My confession is I spend a lot of money on Christmas. I don't really think any of you are judging my family's choice to spend a good amount of moolah on this consumer driven holiday. (Yes, I do. I know you're judging me. You're probably talking about me behind my back too) But I am here to say I don't feel a twinge of guilt about this one.
One of the many reasons I don't feel guilty is because we don't buy a whole lot for ourselves, including the children, throughout the year. We have considerably small gifts for birthdays and even smaller ones for made up holidays like Mother's, Father's and Valentine's Day. Don't get me wrong, I love these holidays too; but we celebrate those pretty simply.
If a new gadget or expensive item catches our eye we immediately say, "That would be a great present for Christmas." We are not impulse shoppers by any stretch of the imagination.
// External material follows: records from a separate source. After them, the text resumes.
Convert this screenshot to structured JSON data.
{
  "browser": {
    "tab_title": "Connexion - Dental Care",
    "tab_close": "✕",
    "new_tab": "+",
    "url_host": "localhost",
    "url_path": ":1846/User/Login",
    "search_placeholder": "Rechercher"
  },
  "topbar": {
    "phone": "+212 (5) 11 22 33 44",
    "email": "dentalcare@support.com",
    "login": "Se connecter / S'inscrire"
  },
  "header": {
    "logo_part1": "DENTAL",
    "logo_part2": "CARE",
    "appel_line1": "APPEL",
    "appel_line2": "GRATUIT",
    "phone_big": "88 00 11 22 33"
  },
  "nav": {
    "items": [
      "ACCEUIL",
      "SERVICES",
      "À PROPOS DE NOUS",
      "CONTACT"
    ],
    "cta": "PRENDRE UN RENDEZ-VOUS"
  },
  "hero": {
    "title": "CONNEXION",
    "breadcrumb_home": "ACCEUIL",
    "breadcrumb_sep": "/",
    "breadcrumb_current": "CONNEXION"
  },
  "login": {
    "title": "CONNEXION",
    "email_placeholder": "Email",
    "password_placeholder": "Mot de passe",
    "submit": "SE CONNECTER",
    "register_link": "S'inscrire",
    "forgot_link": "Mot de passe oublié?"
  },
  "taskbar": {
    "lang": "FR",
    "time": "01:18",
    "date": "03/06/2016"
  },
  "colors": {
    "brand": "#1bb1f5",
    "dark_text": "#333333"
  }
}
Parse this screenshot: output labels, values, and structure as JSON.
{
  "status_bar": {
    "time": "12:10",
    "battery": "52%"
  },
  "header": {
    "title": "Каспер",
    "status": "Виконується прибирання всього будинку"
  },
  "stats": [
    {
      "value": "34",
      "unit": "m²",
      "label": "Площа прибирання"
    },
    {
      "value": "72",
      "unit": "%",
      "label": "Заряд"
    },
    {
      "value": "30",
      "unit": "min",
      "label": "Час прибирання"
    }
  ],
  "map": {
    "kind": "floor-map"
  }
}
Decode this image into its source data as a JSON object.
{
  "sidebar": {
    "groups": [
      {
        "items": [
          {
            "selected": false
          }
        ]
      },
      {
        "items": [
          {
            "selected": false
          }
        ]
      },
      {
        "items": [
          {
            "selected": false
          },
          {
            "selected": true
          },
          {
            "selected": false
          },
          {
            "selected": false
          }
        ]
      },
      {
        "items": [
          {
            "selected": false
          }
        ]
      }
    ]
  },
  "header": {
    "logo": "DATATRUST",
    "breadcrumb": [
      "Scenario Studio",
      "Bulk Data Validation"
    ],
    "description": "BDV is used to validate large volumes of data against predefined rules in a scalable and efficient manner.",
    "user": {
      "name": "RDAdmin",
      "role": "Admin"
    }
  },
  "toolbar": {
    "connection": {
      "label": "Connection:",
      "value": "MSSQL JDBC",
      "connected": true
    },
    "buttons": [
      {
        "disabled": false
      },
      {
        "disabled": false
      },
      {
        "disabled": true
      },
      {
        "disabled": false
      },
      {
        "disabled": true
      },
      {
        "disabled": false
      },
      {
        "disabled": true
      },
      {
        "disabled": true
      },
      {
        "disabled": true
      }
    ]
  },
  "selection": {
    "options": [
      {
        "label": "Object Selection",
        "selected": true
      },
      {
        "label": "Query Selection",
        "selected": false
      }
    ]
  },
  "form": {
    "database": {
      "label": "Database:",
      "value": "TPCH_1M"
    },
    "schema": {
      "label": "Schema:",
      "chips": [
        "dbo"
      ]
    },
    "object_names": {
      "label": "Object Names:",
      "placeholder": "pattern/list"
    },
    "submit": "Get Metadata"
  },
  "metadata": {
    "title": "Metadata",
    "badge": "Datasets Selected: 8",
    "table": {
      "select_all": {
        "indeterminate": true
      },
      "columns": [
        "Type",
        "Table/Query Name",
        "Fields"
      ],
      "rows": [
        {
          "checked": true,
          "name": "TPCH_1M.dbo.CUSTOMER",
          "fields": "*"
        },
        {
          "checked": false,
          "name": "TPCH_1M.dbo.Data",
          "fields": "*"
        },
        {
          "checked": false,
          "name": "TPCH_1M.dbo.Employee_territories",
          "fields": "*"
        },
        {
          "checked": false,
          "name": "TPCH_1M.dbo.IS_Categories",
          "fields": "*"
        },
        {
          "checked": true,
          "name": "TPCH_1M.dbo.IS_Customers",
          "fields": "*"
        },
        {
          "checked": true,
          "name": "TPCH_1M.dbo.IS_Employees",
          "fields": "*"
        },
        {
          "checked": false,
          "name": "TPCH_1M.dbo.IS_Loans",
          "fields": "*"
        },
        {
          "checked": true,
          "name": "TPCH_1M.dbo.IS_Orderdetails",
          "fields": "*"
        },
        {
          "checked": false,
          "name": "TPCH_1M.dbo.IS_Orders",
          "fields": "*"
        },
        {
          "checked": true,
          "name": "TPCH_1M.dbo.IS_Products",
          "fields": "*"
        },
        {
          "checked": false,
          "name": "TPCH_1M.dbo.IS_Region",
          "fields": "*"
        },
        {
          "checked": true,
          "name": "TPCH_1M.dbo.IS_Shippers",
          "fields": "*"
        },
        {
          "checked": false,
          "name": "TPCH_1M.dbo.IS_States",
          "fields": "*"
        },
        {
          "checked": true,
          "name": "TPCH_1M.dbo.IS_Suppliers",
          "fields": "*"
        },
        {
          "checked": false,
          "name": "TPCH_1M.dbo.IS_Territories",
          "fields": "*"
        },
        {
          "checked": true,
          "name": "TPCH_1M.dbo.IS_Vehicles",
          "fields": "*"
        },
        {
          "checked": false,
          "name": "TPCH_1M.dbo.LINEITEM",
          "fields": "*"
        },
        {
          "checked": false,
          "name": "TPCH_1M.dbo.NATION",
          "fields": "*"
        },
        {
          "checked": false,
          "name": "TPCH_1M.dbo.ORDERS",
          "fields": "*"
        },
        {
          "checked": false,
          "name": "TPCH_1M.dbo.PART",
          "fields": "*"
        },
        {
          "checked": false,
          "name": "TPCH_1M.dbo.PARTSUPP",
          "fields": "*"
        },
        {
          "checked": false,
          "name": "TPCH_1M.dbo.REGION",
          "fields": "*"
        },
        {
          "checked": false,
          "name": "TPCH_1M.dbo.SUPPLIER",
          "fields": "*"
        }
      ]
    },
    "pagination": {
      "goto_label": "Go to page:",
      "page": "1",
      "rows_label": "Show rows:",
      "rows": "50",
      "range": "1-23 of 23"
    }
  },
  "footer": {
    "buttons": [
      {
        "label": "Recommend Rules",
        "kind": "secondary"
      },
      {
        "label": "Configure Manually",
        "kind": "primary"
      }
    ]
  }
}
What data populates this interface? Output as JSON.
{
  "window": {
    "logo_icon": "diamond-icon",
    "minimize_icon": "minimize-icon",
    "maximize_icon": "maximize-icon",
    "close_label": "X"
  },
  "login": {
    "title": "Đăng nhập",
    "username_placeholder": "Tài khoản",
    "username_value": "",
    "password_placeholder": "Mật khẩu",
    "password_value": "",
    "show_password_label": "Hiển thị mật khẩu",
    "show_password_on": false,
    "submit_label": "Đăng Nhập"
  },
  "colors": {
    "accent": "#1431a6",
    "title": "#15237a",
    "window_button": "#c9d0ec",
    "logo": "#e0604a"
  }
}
We're ruminating shoppers. Christmas shopping is perfect for us. We get to think about it for a loonngg time, almost a whole year. I have been wanting a KitchenAid stand mixer for months, yes months. Actually, ever since January. And you better believe I still want that sucker
Christmas is for those big ticket items, right? You know, besides the whole cherishing family and celebrating a miracle birth. Electronics are expensive. All my children are at those ages where plastic toys are not really an option anymore. They are talking about iPads, Kindles and laptops. (Let me be clear though, none of my children will be getting an iPad or a laptop, that's kind of a when-you-get-a-job-you-can-buy-it-yourself present) But video games, iPods and graphic tablets are not cheap either. When you're buying gifts for five people these things add up. Let's not forget we give gifts to friends and family too.
Another reason I'm guilt-free is because, as stated before, we not only plan what to buy but how we are going to afford our Christmas presents too. Starting way back in January, we began setting money aside each month to pay for a gift extravaganza. We are not going to be going in to debt to pay for Christmas. We are having a cash Christmas.
Lastly, we spend a lot of money on Christmas because we like to give presents. And I'm not going to lie, I like getting presents too. I like watching my family rip open presents and I like ripping open presents.
Please believe that I am not knocking $500 or $100 Christmas Challenges. I think those are amazing and commendable goals. I am in awe of those who make these a success. But if I am truthful with myself I wouldn't be doing it to have a less consumer crazed holiday or to save money. I would just be doing it for a challenge's sake. Our present buying isn't crazed, we are very thoughtful with our gift purchases and I don't need to save money, we've been doing that for ten/eleven months in anticipation.
So, I have gotten that off my chest. It feels good. I know this isn't the most frugal of options but we are also being pretty responsible about it too. Being responsible with money is just as important, right?
Okay. Am I the only materialistic and greedy Christmas shopper? Are there more of you out there?
By the way, I'll go ahead and tell you that we have budgeted $1200 for Christmas this year.